» Work request: Each entry has to be printed again exactly.

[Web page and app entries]
Content starts

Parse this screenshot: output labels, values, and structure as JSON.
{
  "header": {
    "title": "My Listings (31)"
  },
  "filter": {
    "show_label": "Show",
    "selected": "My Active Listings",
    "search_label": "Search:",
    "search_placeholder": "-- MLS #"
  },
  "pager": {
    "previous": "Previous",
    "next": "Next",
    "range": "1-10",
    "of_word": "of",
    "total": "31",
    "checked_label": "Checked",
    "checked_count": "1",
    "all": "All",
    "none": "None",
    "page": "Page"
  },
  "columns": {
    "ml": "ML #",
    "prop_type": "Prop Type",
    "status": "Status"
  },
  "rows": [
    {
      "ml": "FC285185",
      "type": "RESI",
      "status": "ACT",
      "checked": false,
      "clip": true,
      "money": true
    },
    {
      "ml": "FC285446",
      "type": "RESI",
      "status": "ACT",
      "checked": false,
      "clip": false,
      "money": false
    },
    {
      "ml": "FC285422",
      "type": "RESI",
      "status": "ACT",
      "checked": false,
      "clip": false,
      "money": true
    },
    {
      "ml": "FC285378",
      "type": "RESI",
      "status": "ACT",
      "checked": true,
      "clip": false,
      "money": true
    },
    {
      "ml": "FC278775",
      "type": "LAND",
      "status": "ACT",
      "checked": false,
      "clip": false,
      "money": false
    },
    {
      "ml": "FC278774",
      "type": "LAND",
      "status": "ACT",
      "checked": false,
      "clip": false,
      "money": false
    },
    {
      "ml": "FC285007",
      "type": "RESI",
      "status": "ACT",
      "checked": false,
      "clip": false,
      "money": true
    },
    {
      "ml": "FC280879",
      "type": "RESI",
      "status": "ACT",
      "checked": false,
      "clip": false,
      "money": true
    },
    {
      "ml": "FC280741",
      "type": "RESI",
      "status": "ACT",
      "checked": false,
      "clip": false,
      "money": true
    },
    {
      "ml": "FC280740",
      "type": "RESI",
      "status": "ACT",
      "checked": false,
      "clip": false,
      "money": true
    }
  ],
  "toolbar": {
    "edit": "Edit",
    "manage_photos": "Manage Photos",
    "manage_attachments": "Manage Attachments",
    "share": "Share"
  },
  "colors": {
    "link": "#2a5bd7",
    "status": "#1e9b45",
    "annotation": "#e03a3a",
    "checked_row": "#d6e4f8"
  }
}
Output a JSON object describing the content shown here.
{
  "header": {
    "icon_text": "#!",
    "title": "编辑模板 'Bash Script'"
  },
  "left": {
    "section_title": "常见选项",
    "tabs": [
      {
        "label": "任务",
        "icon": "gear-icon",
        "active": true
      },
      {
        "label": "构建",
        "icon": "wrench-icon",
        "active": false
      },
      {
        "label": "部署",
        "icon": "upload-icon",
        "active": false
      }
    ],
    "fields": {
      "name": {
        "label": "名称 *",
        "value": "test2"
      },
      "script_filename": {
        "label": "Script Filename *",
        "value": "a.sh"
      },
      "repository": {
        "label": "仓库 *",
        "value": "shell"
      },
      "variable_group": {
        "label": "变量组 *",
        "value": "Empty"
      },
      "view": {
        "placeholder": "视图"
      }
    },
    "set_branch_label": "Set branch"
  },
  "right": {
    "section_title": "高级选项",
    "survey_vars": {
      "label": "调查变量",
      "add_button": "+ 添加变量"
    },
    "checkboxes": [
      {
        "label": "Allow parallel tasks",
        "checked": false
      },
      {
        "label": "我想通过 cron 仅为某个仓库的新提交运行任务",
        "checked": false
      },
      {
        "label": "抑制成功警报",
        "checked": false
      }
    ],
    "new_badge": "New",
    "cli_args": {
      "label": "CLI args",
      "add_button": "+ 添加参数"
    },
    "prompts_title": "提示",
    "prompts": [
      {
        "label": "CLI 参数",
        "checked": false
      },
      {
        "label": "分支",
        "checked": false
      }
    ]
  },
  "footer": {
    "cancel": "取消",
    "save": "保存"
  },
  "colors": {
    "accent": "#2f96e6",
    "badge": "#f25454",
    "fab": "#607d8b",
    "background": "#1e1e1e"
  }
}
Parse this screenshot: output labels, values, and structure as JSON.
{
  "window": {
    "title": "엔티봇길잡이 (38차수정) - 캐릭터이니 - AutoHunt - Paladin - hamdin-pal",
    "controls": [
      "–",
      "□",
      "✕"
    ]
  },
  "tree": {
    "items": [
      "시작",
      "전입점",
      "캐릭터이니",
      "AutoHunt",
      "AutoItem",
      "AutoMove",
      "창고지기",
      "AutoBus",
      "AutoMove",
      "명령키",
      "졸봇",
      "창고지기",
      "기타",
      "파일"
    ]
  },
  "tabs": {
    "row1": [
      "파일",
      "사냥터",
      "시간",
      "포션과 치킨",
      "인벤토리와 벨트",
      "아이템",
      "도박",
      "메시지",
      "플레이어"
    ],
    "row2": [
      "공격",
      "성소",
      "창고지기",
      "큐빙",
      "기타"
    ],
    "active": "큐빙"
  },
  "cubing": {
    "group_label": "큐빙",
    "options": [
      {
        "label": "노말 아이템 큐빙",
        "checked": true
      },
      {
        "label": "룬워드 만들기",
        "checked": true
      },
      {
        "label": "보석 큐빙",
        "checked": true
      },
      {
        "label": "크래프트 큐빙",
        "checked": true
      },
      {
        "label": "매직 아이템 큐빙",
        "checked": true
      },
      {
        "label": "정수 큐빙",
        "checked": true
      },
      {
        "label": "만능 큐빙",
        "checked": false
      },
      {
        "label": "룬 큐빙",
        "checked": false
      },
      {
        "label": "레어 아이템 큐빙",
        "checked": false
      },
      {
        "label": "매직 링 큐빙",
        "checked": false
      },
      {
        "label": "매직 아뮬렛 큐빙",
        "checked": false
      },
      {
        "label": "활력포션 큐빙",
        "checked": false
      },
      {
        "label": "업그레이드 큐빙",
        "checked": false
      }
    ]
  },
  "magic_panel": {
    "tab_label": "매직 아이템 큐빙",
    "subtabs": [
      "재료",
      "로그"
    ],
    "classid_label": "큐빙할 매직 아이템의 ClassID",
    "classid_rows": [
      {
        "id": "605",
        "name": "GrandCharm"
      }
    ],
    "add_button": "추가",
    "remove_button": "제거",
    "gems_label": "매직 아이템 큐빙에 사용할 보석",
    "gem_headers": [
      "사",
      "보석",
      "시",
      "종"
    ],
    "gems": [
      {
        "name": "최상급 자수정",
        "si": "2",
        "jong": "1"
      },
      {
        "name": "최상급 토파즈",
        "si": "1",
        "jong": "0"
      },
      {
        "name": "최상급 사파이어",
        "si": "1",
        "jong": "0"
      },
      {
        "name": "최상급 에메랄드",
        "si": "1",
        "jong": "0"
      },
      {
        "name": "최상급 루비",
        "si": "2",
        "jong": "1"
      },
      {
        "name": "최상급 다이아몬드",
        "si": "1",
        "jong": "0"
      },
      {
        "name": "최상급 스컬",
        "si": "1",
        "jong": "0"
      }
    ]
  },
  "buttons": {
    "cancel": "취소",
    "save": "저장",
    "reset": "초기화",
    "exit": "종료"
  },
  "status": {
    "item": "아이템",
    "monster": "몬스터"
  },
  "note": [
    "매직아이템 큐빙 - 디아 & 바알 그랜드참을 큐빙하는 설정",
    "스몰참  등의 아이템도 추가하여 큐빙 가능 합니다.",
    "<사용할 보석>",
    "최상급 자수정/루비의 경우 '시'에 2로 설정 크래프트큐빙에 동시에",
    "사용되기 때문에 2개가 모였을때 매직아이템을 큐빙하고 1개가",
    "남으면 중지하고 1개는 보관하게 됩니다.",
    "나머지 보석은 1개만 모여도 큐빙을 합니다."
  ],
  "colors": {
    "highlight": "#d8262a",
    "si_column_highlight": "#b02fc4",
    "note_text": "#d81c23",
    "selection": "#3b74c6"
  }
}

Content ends

» Response:
Parse this screenshot: output labels, values, and structure as JSON.
{
  "header": {
    "title": "My Listings (31)"
  },
  "filter": {
    "show_label": "Show",
    "selected": "My Active Listings",
    "search_label": "Search:",
    "search_placeholder": "-- MLS #"
  },
  "pager": {
    "previous": "Previous",
    "next": "Next",
    "range": "1-10",
    "of_word": "of",
    "total": "31",
    "checked_label": "Checked",
    "checked_count": "1",
    "all": "All",
    "none": "None",
    "page": "Page"
  },
  "columns": {
    "ml": "ML #",
    "prop_type": "Prop Type",
    "status": "Status"
  },
  "rows": [
    {
      "ml": "FC285185",
      "type": "RESI",
      "status": "ACT",
      "checked": false,
      "clip": true,
      "money": true
    },
    {
      "ml": "FC285446",
      "type": "RESI",
      "status": "ACT",
      "checked": false,
      "clip": false,
      "money": false
    },
    {
      "ml": "FC285422",
      "type": "RESI",
      "status": "ACT",
      "checked": false,
      "clip": false,
      "money": true
    },
    {
      "ml": "FC285378",
      "type": "RESI",
      "status": "ACT",
      "checked": true,
      "clip": false,
      "money": true
    },
    {
      "ml": "FC278775",
      "type": "LAND",
      "status": "ACT",
      "checked": false,
      "clip": false,
      "money": false
    },
    {
      "ml": "FC278774",
      "type": "LAND",
      "status": "ACT",
      "checked": false,
      "clip": false,
      "money": false
    },
    {
      "ml": "FC285007",
      "type": "RESI",
      "status": "ACT",
      "checked": false,
      "clip": false,
      "money": true
    },
    {
      "ml": "FC280879",
      "type": "RESI",
      "status": "ACT",
      "checked": false,
      "clip": false,
      "money": true
    },
    {
      "ml": "FC280741",
      "type": "RESI",
      "status": "ACT",
      "checked": false,
      "clip": false,
      "money": true
    },
    {
      "ml": "FC280740",
      "type": "RESI",
      "status": "ACT",
      "checked": false,
      "clip": false,
      "money": true
    }
  ],
  "toolbar": {
    "edit": "Edit",
    "manage_photos": "Manage Photos",
    "manage_attachments": "Manage Attachments",
    "share": "Share"
  },
  "colors": {
    "link": "#2a5bd7",
    "status": "#1e9b45",
    "annotation": "#e03a3a",
    "checked_row": "#d6e4f8"
  }
}
Output a JSON object describing the content shown here.
{
  "header": {
    "icon_text": "#!",
    "title": "编辑模板 'Bash Script'"
  },
  "left": {
    "section_title": "常见选项",
    "tabs": [
      {
        "label": "任务",
        "icon": "gear-icon",
        "active": true
      },
      {
        "label": "构建",
        "icon": "wrench-icon",
        "active": false
      },
      {
        "label": "部署",
        "icon": "upload-icon",
        "active": false
      }
    ],
    "fields": {
      "name": {
        "label": "名称 *",
        "value": "test2"
      },
      "script_filename": {
        "label": "Script Filename *",
        "value": "a.sh"
      },
      "repository": {
        "label": "仓库 *",
        "value": "shell"
      },
      "variable_group": {
        "label": "变量组 *",
        "value": "Empty"
      },
      "view": {
        "placeholder": "视图"
      }
    },
    "set_branch_label": "Set branch"
  },
  "right": {
    "section_title": "高级选项",
    "survey_vars": {
      "label": "调查变量",
      "add_button": "+ 添加变量"
    },
    "checkboxes": [
      {
        "label": "Allow parallel tasks",
        "checked": false
      },
      {
        "label": "我想通过 cron 仅为某个仓库的新提交运行任务",
        "checked": false
      },
      {
        "label": "抑制成功警报",
        "checked": false
      }
    ],
    "new_badge": "New",
    "cli_args": {
      "label": "CLI args",
      "add_button": "+ 添加参数"
    },
    "prompts_title": "提示",
    "prompts": [
      {
        "label": "CLI 参数",
        "checked": false
      },
      {
        "label": "分支",
        "checked": false
      }
    ]
  },
  "footer": {
    "cancel": "取消",
    "save": "保存"
  },
  "colors": {
    "accent": "#2f96e6",
    "badge": "#f25454",
    "fab": "#607d8b",
    "background": "#1e1e1e"
  }
}
Parse this screenshot: output labels, values, and structure as JSON.
{
  "window": {
    "title": "엔티봇길잡이 (38차수정) - 캐릭터이니 - AutoHunt - Paladin - hamdin-pal",
    "controls": [
      "–",
      "□",
      "✕"
    ]
  },
  "tree": {
    "items": [
      "시작",
      "전입점",
      "캐릭터이니",
      "AutoHunt",
      "AutoItem",
      "AutoMove",
      "창고지기",
      "AutoBus",
      "AutoMove",
      "명령키",
      "졸봇",
      "창고지기",
      "기타",
      "파일"
    ]
  },
  "tabs": {
    "row1": [
      "파일",
      "사냥터",
      "시간",
      "포션과 치킨",
      "인벤토리와 벨트",
      "아이템",
      "도박",
      "메시지",
      "플레이어"
    ],
    "row2": [
      "공격",
      "성소",
      "창고지기",
      "큐빙",
      "기타"
    ],
    "active": "큐빙"
  },
  "cubing": {
    "group_label": "큐빙",
    "options": [
      {
        "label": "노말 아이템 큐빙",
        "checked": true
      },
      {
        "label": "룬워드 만들기",
        "checked": true
      },
      {
        "label": "보석 큐빙",
        "checked": true
      },
      {
        "label": "크래프트 큐빙",
        "checked": true
      },
      {
        "label": "매직 아이템 큐빙",
        "checked": true
      },
      {
        "label": "정수 큐빙",
        "checked": true
      },
      {
        "label": "만능 큐빙",
        "checked": false
      },
      {
        "label": "룬 큐빙",
        "checked": false
      },
      {
        "label": "레어 아이템 큐빙",
        "checked": false
      },
      {
        "label": "매직 링 큐빙",
        "checked": false
      },
      {
        "label": "매직 아뮬렛 큐빙",
        "checked": false
      },
      {
        "label": "활력포션 큐빙",
        "checked": false
      },
      {
        "label": "업그레이드 큐빙",
        "checked": false
      }
    ]
  },
  "magic_panel": {
    "tab_label": "매직 아이템 큐빙",
    "subtabs": [
      "재료",
      "로그"
    ],
    "classid_label": "큐빙할 매직 아이템의 ClassID",
    "classid_rows": [
      {
        "id": "605",
        "name": "GrandCharm"
      }
    ],
    "add_button": "추가",
    "remove_button": "제거",
    "gems_label": "매직 아이템 큐빙에 사용할 보석",
    "gem_headers": [
      "사",
      "보석",
      "시",
      "종"
    ],
    "gems": [
      {
        "name": "최상급 자수정",
        "si": "2",
        "jong": "1"
      },
      {
        "name": "최상급 토파즈",
        "si": "1",
        "jong": "0"
      },
      {
        "name": "최상급 사파이어",
        "si": "1",
        "jong": "0"
      },
      {
        "name": "최상급 에메랄드",
        "si": "1",
        "jong": "0"
      },
      {
        "name": "최상급 루비",
        "si": "2",
        "jong": "1"
      },
      {
        "name": "최상급 다이아몬드",
        "si": "1",
        "jong": "0"
      },
      {
        "name": "최상급 스컬",
        "si": "1",
        "jong": "0"
      }
    ]
  },
  "buttons": {
    "cancel": "취소",
    "save": "저장",
    "reset": "초기화",
    "exit": "종료"
  },
  "status": {
    "item": "아이템",
    "monster": "몬스터"
  },
  "note": [
    "매직아이템 큐빙 - 디아 & 바알 그랜드참을 큐빙하는 설정",
    "스몰참  등의 아이템도 추가하여 큐빙 가능 합니다.",
    "<사용할 보석>",
    "최상급 자수정/루비의 경우 '시'에 2로 설정 크래프트큐빙에 동시에",
    "사용되기 때문에 2개가 모였을때 매직아이템을 큐빙하고 1개가",
    "남으면 중지하고 1개는 보관하게 됩니다.",
    "나머지 보석은 1개만 모여도 큐빙을 합니다."
  ],
  "colors": {
    "highlight": "#d8262a",
    "si_column_highlight": "#b02fc4",
    "note_text": "#d81c23",
    "selection": "#3b74c6"
  }
}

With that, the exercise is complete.